Whereas incarceration of sexual assault perpetrators can prevent perpetrators from committing additional crimes;

Whereas national, State, territorial, and Tribal coalitions, community-based rape crisis centers, and other organizations across the United States are committed to—

(1)

eliminating sexual violence through prevention and education; and

(2)

increasing public awareness of sexual violence and the prevalence of sexual violence;

Whereas important partnerships have been formed among criminal and juvenile justice agencies, health professionals, public health workers, educators, first responders, and victim service providers;

Whereas thousands of volunteers and staff at rape crisis centers, State coalitions against sexual assault, and nonprofit organizations across the United States play an important role in making crisis hotlines and other services available to survivors of sexual assault;

Whereas free, confidential help is available to all victims and survivors of sexual assault through—

(1)

the victim service programs of the Rape, Abuse & Incest National Network (commonly known and referred to in this preamble as RAINN), including the National Sexual Assault Hotline—

(A)

by telephone at 800–656–HOPE; and

(B)

online at https://hotline.rainn.org; and

(2)

more than 1,500 sexual assault service providers across the United States;

Whereas the victim service programs of RAINN, including the National Sexual Assault Hotline, helped a total of 60,437 victims receive help in May and June of 2020, up 18 percent from the same time period in 2019;

Whereas the Department of Defense provides the Safe Helpline, Safe HelpRoom, and Safe Helpline mobile application, each of which provide support and help to members of the Department of Defense community—

(1)

by telephone at 877–995–5247; and

(2)

online at https://SafeHelpline.org;

Whereas individual and collective efforts reflect the dream of the people of the United States—

(1)

for individuals and organizations to actively work to prevent all forms of sexual violence; and
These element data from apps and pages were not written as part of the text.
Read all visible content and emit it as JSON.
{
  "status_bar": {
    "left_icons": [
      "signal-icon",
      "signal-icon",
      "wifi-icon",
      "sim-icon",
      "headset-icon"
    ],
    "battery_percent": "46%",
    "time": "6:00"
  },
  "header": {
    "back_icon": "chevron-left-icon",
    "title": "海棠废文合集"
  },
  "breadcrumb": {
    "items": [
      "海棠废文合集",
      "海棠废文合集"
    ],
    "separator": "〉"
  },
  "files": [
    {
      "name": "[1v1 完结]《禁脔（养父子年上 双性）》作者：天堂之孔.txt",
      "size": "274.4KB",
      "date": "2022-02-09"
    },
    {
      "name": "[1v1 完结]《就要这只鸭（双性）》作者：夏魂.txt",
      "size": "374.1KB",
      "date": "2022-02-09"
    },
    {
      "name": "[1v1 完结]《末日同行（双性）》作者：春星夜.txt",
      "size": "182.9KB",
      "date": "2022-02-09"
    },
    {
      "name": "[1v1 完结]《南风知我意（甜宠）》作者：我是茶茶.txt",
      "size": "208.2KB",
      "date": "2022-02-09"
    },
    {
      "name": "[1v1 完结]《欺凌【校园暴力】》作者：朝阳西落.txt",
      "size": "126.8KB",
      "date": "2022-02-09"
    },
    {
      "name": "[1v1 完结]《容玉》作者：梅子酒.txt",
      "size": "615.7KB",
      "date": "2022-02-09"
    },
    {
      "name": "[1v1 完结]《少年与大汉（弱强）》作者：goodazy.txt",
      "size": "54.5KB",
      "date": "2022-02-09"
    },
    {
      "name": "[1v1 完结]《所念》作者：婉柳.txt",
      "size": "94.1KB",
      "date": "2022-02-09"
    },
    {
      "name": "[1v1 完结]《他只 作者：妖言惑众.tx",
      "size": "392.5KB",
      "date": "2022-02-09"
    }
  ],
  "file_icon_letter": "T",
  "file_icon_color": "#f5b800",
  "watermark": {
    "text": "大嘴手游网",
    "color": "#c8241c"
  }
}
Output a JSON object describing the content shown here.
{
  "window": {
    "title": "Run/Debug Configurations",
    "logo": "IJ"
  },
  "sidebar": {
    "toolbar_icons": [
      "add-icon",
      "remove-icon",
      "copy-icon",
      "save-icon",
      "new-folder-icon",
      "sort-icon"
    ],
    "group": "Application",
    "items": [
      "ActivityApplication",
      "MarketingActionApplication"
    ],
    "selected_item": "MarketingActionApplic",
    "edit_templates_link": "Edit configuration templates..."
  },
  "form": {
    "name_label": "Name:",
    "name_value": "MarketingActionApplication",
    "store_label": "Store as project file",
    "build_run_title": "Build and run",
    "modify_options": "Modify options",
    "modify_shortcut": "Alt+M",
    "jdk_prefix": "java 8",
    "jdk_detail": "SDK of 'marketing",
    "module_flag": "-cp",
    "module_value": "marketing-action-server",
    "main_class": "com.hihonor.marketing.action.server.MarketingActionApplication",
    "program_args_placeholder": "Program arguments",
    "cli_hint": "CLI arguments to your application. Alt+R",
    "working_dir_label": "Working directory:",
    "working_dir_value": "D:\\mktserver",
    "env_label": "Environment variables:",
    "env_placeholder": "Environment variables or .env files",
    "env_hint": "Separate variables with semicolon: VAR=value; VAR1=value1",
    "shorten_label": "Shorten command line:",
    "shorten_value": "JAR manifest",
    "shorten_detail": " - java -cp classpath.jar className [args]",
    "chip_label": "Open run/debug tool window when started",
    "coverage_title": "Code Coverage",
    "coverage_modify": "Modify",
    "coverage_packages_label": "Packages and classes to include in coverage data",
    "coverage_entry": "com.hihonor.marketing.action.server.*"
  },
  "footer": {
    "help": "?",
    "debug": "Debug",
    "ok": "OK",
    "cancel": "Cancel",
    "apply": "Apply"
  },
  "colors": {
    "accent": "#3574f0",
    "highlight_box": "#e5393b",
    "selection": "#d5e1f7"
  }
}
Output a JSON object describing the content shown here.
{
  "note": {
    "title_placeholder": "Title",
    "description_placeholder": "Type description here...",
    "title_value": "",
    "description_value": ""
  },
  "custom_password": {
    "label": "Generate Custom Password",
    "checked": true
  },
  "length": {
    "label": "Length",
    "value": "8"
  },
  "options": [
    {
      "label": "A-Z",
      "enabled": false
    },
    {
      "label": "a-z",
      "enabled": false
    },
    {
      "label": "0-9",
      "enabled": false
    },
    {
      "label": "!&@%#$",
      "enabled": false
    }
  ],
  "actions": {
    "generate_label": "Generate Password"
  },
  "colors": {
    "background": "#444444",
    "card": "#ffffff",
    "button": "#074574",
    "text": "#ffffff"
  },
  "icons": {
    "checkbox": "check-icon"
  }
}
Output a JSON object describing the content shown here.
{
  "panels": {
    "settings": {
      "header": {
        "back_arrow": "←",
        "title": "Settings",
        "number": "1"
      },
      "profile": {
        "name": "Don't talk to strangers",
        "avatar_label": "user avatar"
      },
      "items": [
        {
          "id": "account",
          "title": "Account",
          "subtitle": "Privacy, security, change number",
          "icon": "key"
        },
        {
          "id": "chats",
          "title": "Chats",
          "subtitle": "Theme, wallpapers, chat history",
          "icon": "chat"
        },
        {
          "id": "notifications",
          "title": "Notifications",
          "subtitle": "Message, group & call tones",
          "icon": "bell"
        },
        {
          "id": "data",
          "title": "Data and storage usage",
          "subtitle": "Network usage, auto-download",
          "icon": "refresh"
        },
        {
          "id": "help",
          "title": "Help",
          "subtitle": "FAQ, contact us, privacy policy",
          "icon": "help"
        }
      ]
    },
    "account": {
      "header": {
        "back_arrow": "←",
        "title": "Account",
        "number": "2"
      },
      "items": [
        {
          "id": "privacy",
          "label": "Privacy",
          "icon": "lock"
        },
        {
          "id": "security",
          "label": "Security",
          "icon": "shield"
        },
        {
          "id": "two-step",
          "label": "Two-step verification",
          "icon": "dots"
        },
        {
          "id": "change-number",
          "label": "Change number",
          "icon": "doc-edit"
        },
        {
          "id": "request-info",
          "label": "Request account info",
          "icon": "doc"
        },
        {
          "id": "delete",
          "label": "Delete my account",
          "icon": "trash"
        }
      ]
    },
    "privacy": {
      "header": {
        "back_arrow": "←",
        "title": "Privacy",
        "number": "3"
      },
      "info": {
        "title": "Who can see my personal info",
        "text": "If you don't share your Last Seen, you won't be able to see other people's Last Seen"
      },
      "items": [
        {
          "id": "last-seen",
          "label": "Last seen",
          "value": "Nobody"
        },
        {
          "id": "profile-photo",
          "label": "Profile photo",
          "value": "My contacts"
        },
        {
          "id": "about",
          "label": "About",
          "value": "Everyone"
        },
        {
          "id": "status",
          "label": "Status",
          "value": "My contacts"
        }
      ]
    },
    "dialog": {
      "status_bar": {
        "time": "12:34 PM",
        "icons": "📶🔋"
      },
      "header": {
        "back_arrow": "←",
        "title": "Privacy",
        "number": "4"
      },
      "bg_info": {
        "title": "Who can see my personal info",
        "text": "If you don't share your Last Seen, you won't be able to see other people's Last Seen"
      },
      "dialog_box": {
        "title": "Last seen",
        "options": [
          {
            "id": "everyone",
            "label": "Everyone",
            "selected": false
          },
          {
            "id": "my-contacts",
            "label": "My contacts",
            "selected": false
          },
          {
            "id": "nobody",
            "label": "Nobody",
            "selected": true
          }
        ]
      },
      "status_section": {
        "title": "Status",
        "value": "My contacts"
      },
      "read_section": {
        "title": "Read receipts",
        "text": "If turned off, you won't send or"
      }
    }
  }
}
(2)

for no victim of sexual assault to be unserved or feel that there is no path to justice; and

Whereas April 2021 is recognized as National Sexual Assault Awareness and Prevention Month: Now, therefore, be it

That—

(1)

it is the sense of the Senate that—

(A)

National Sexual Assault Awareness and Prevention Month provides a special opportunity to—

(i)

educate the people of the United States about sexual violence; and

(ii)

encourage—

(I)

the prevention of sexual assault;

(II)

improvement in the treatment of survivors of sexual assault; and

(III)

the prosecution of perpetrators of sexual assault;

(B)

it is appropriate to properly acknowledge survivors of sexual assault and to commend the volunteers and professionals who assist those survivors in their efforts to heal;

(C)

national and community organizations and private sector supporters should be recognized and applauded for their work in—

(i)

promoting awareness about sexual assault;

(ii)

providing information and treatment to survivors of sexual assault; and

(iii)

increasing the number of successful prosecutions of perpetrators of sexual assault; and

(D)

public safety, law enforcement, and health professionals should be recognized and applauded for their hard work and innovative strategies to ensure perpetrators of sexual assault are held accountable; and

(2)

the Senate supports the goals and ideals of National Sexual Assault Awareness and Prevention Month.